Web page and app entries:

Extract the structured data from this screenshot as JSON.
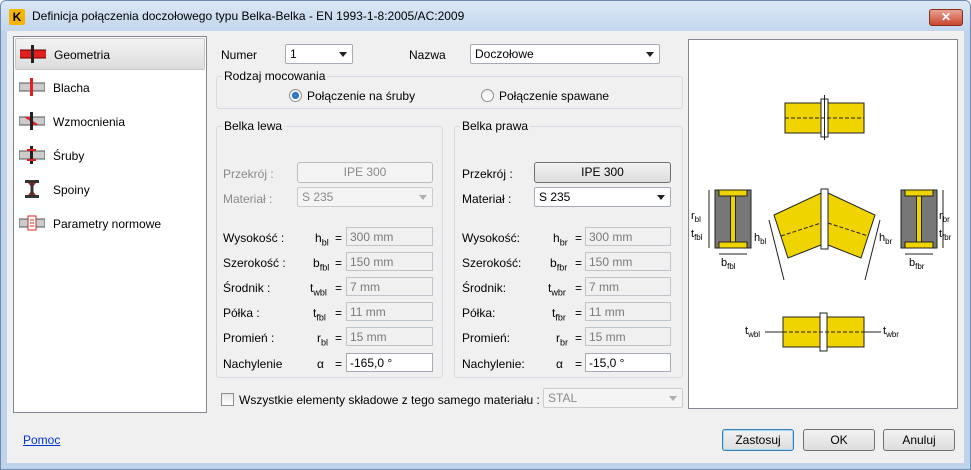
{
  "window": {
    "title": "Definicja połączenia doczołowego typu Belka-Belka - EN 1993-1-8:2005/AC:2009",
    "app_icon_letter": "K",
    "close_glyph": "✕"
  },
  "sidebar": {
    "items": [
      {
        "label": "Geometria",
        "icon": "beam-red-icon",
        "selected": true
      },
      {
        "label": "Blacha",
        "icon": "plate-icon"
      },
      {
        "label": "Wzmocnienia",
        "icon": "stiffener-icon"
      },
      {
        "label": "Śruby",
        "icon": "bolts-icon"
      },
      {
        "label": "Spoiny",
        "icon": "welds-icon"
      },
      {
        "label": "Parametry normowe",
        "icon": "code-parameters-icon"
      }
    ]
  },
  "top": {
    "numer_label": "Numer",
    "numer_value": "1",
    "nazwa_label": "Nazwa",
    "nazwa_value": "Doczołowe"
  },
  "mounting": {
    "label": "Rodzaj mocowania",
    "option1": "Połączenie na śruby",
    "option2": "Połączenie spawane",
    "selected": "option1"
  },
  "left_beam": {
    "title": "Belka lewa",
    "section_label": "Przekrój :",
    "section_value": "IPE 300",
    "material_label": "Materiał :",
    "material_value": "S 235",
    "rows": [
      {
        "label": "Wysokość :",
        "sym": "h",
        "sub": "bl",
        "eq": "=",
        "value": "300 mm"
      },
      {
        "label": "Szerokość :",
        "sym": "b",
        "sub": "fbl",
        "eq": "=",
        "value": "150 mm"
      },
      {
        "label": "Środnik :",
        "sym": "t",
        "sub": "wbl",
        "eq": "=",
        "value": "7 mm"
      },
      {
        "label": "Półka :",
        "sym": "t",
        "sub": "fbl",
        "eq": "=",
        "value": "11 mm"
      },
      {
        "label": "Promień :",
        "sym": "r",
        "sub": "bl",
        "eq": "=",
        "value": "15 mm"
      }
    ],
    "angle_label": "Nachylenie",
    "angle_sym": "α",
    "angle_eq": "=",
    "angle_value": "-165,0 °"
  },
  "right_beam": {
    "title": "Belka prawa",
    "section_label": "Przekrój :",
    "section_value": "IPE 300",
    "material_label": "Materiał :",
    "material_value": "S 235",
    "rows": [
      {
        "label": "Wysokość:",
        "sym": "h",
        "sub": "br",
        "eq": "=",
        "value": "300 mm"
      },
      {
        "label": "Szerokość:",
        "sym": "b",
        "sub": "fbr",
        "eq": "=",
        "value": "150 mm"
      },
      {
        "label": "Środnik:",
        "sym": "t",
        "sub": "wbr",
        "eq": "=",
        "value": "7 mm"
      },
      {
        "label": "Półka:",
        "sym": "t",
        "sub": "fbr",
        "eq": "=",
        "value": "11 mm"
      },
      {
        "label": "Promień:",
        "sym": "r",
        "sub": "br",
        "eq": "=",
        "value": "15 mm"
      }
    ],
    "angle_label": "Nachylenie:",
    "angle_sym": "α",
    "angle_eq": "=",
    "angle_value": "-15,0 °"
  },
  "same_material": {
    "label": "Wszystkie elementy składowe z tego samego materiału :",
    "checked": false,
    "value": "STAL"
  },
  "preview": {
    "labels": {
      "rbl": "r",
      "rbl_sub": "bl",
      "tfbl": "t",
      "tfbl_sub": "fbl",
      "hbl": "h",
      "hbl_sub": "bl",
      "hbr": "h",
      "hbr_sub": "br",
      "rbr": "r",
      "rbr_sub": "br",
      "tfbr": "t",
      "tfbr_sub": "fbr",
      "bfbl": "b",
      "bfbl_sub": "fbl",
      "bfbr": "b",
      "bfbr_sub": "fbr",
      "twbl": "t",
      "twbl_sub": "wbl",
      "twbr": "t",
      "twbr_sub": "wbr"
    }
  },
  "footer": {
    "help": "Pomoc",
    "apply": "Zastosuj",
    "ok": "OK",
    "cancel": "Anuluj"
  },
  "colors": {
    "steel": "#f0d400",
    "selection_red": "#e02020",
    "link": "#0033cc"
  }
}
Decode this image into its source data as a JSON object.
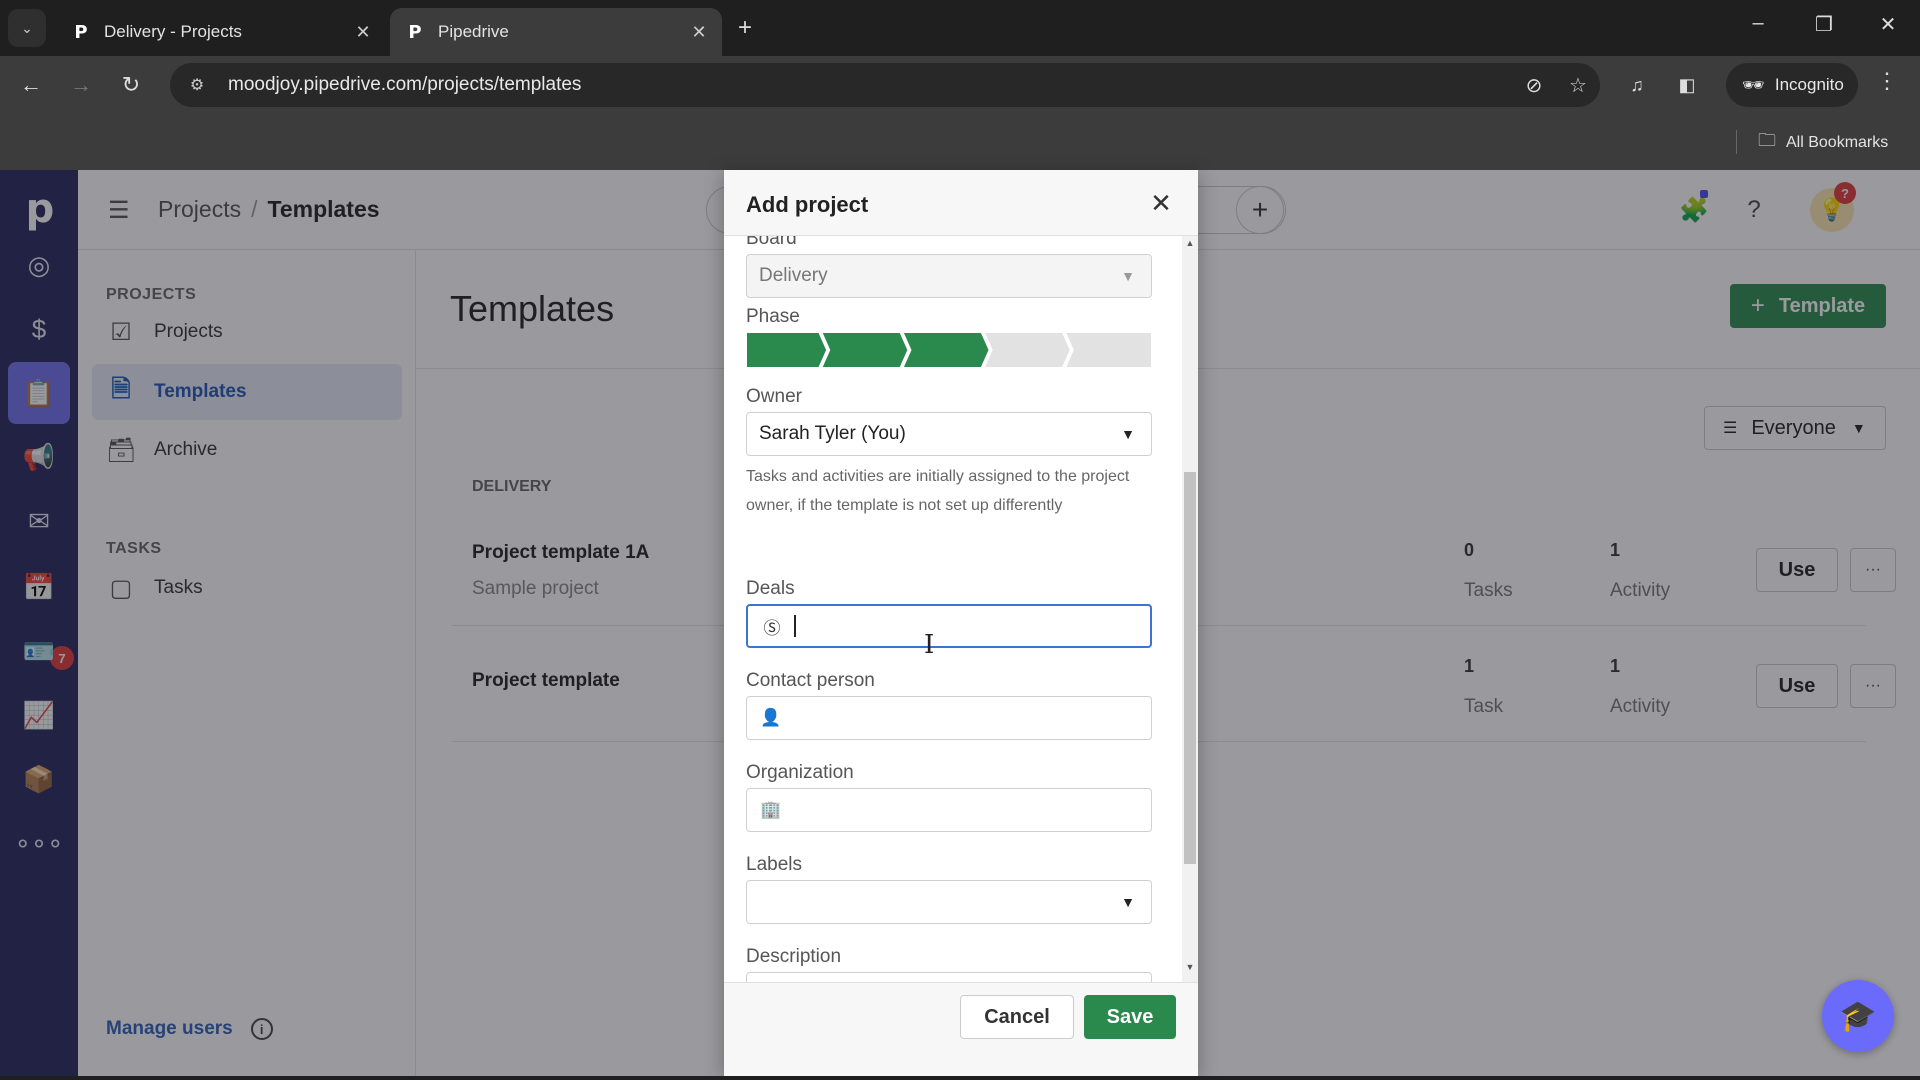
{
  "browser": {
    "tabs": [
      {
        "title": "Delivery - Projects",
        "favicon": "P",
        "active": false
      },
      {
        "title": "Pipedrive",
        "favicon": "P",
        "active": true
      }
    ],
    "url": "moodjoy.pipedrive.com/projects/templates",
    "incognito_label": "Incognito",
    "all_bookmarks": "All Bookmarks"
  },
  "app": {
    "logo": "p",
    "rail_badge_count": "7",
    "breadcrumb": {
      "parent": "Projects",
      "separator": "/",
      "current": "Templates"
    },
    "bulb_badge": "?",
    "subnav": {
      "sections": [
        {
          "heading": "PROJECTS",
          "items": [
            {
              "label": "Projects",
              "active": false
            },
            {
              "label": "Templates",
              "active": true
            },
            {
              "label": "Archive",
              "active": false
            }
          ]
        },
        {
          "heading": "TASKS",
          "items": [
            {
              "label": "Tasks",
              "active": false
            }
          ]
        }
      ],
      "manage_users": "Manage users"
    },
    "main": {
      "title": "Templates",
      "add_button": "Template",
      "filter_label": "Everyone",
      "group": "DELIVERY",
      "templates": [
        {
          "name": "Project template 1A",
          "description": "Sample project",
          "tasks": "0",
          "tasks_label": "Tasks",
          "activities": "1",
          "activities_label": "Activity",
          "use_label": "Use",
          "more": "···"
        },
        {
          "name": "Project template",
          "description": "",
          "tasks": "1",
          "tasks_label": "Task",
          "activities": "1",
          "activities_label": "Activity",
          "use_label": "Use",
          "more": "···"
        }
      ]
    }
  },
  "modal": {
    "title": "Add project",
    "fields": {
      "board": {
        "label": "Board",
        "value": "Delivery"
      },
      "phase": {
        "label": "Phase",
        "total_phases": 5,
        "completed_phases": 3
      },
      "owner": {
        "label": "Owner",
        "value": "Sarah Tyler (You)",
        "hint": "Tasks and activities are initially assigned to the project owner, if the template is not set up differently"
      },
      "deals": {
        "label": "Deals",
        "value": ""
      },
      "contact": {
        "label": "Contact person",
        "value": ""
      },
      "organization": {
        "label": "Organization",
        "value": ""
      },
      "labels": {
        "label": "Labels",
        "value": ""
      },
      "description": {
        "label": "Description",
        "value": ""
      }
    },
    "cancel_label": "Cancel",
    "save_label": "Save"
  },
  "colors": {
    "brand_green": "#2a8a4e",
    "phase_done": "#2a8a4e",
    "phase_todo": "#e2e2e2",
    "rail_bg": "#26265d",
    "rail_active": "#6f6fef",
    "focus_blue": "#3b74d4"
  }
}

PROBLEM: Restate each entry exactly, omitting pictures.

OUTPUT BELOW:
Extract the structured data from this screenshot as JSON.
{
  "window": {
    "title": "Definicja połączenia doczołowego typu Belka-Belka - EN 1993-1-8:2005/AC:2009",
    "app_icon_letter": "K",
    "close_glyph": "✕"
  },
  "sidebar": {
    "items": [
      {
        "label": "Geometria",
        "icon": "beam-red-icon",
        "selected": true
      },
      {
        "label": "Blacha",
        "icon": "plate-icon"
      },
      {
        "label": "Wzmocnienia",
        "icon": "stiffener-icon"
      },
      {
        "label": "Śruby",
        "icon": "bolts-icon"
      },
      {
        "label": "Spoiny",
        "icon": "welds-icon"
      },
      {
        "label": "Parametry normowe",
        "icon": "code-parameters-icon"
      }
    ]
  },
  "top": {
    "numer_label": "Numer",
    "numer_value": "1",
    "nazwa_label": "Nazwa",
    "nazwa_value": "Doczołowe"
  },
  "mounting": {
    "label": "Rodzaj mocowania",
    "option1": "Połączenie na śruby",
    "option2": "Połączenie spawane",
    "selected": "option1"
  },
  "left_beam": {
    "title": "Belka lewa",
    "section_label": "Przekrój :",
    "section_value": "IPE 300",
    "material_label": "Materiał :",
    "material_value": "S 235",
    "rows": [
      {
        "label": "Wysokość :",
        "sym": "h",
        "sub": "bl",
        "eq": "=",
        "value": "300 mm"
      },
      {
        "label": "Szerokość :",
        "sym": "b",
        "sub": "fbl",
        "eq": "=",
        "value": "150 mm"
      },
      {
        "label": "Środnik :",
        "sym": "t",
        "sub": "wbl",
        "eq": "=",
        "value": "7 mm"
      },
      {
        "label": "Półka :",
        "sym": "t",
        "sub": "fbl",
        "eq": "=",
        "value": "11 mm"
      },
      {
        "label": "Promień :",
        "sym": "r",
        "sub": "bl",
        "eq": "=",
        "value": "15 mm"
      }
    ],
    "angle_label": "Nachylenie",
    "angle_sym": "α",
    "angle_eq": "=",
    "angle_value": "-165,0 °"
  },
  "right_beam": {
    "title": "Belka prawa",
    "section_label": "Przekrój :",
    "section_value": "IPE 300",
    "material_label": "Materiał :",
    "material_value": "S 235",
    "rows": [
      {
        "label": "Wysokość:",
        "sym": "h",
        "sub": "br",
        "eq": "=",
        "value": "300 mm"
      },
      {
        "label": "Szerokość:",
        "sym": "b",
        "sub": "fbr",
        "eq": "=",
        "value": "150 mm"
      },
      {
        "label": "Środnik:",
        "sym": "t",
        "sub": "wbr",
        "eq": "=",
        "value": "7 mm"
      },
      {
        "label": "Półka:",
        "sym": "t",
        "sub": "fbr",
        "eq": "=",
        "value": "11 mm"
      },
      {
        "label": "Promień:",
        "sym": "r",
        "sub": "br",
        "eq": "=",
        "value": "15 mm"
      }
    ],
    "angle_label": "Nachylenie:",
    "angle_sym": "α",
    "angle_eq": "=",
    "angle_value": "-15,0 °"
  },
  "same_material": {
    "label": "Wszystkie elementy składowe z tego samego materiału :",
    "checked": false,
    "value": "STAL"
  },
  "preview": {
    "labels": {
      "rbl": "r",
      "rbl_sub": "bl",
      "tfbl": "t",
      "tfbl_sub": "fbl",
      "hbl": "h",
      "hbl_sub": "bl",
      "hbr": "h",
      "hbr_sub": "br",
      "rbr": "r",
      "rbr_sub": "br",
      "tfbr": "t",
      "tfbr_sub": "fbr",
      "bfbl": "b",
      "bfbl_sub": "fbl",
      "bfbr": "b",
      "bfbr_sub": "fbr",
      "twbl": "t",
      "twbl_sub": "wbl",
      "twbr": "t",
      "twbr_sub": "wbr"
    }
  },
  "footer": {
    "help": "Pomoc",
    "apply": "Zastosuj",
    "ok": "OK",
    "cancel": "Anuluj"
  },
  "colors": {
    "steel": "#f0d400",
    "selection_red": "#e02020",
    "link": "#0033cc"
  }
}
Decode this image into its source data as a JSON object.
{
  "browser": {
    "tabs": [
      {
        "title": "Delivery - Projects",
        "favicon": "P",
        "active": false
      },
      {
        "title": "Pipedrive",
        "favicon": "P",
        "active": true
      }
    ],
    "url": "moodjoy.pipedrive.com/projects/templates",
    "incognito_label": "Incognito",
    "all_bookmarks": "All Bookmarks"
  },
  "app": {
    "logo": "p",
    "rail_badge_count": "7",
    "breadcrumb": {
      "parent": "Projects",
      "separator": "/",
      "current": "Templates"
    },
    "bulb_badge": "?",
    "subnav": {
      "sections": [
        {
          "heading": "PROJECTS",
          "items": [
            {
              "label": "Projects",
              "active": false
            },
            {
              "label": "Templates",
              "active": true
            },
            {
              "label": "Archive",
              "active": false
            }
          ]
        },
        {
          "heading": "TASKS",
          "items": [
            {
              "label": "Tasks",
              "active": false
            }
          ]
        }
      ],
      "manage_users": "Manage users"
    },
    "main": {
      "title": "Templates",
      "add_button": "Template",
      "filter_label": "Everyone",
      "group": "DELIVERY",
      "templates": [
        {
          "name": "Project template 1A",
          "description": "Sample project",
          "tasks": "0",
          "tasks_label": "Tasks",
          "activities": "1",
          "activities_label": "Activity",
          "use_label": "Use",
          "more": "···"
        },
        {
          "name": "Project template",
          "description": "",
          "tasks": "1",
          "tasks_label": "Task",
          "activities": "1",
          "activities_label": "Activity",
          "use_label": "Use",
          "more": "···"
        }
      ]
    }
  },
  "modal": {
    "title": "Add project",
    "fields": {
      "board": {
        "label": "Board",
        "value": "Delivery"
      },
      "phase": {
        "label": "Phase",
        "total_phases": 5,
        "completed_phases": 3
      },
      "owner": {
        "label": "Owner",
        "value": "Sarah Tyler (You)",
        "hint": "Tasks and activities are initially assigned to the project owner, if the template is not set up differently"
      },
      "deals": {
        "label": "Deals",
        "value": ""
      },
      "contact": {
        "label": "Contact person",
        "value": ""
      },
      "organization": {
        "label": "Organization",
        "value": ""
      },
      "labels": {
        "label": "Labels",
        "value": ""
      },
      "description": {
        "label": "Description",
        "value": ""
      }
    },
    "cancel_label": "Cancel",
    "save_label": "Save"
  },
  "colors": {
    "brand_green": "#2a8a4e",
    "phase_done": "#2a8a4e",
    "phase_todo": "#e2e2e2",
    "rail_bg": "#26265d",
    "rail_active": "#6f6fef",
    "focus_blue": "#3b74d4"
  }
}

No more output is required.